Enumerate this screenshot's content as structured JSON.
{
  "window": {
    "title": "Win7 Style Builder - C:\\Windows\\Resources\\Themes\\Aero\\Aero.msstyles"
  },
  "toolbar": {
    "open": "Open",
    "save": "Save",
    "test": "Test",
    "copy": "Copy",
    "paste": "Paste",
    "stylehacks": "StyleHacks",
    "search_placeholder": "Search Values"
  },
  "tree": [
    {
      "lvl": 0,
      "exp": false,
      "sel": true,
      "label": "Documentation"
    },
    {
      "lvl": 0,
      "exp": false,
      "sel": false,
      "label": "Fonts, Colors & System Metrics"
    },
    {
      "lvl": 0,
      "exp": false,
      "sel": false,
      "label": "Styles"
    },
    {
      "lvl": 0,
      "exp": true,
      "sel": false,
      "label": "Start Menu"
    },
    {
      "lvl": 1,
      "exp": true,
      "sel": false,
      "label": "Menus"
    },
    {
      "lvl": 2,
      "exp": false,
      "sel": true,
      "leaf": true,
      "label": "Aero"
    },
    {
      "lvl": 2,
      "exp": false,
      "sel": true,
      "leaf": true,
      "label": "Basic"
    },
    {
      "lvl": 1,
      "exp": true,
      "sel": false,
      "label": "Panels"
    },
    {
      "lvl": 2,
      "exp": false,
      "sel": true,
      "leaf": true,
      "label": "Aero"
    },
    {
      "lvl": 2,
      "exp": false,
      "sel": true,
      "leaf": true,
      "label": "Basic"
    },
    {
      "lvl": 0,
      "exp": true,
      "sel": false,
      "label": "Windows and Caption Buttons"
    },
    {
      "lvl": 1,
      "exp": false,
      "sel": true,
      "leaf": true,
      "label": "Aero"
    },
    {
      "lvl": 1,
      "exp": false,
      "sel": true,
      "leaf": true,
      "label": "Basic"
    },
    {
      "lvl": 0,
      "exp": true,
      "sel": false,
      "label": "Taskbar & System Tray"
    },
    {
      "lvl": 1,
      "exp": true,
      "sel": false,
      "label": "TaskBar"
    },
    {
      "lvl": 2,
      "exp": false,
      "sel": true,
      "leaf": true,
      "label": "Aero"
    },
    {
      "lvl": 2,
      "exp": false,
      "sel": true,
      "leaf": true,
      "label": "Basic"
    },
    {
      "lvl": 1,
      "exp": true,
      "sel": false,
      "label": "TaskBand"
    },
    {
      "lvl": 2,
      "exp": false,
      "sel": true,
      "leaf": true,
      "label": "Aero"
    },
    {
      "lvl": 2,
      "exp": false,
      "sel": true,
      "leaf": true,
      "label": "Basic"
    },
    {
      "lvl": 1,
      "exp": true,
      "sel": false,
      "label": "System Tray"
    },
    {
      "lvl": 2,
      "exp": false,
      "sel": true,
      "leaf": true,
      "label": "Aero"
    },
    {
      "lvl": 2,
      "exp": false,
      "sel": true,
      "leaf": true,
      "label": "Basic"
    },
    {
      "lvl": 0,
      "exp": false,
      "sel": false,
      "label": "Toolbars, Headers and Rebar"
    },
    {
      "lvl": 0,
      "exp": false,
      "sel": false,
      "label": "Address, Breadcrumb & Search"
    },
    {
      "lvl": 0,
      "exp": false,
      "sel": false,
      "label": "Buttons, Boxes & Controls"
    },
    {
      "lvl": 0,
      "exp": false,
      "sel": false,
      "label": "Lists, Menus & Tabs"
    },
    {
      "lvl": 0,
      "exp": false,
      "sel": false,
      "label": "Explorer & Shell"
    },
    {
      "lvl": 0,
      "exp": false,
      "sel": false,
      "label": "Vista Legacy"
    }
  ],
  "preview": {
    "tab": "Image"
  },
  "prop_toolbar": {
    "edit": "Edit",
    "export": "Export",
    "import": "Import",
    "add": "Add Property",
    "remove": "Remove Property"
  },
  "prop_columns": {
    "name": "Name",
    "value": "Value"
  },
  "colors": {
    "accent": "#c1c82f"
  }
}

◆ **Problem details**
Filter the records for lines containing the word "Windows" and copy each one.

◆ **Your response**
    "title": "Win7 Style Builder - C:\\Windows\\Resources\\Themes\\Aero\\Aero.msstyles"
      "label": "Windows and Caption Buttons"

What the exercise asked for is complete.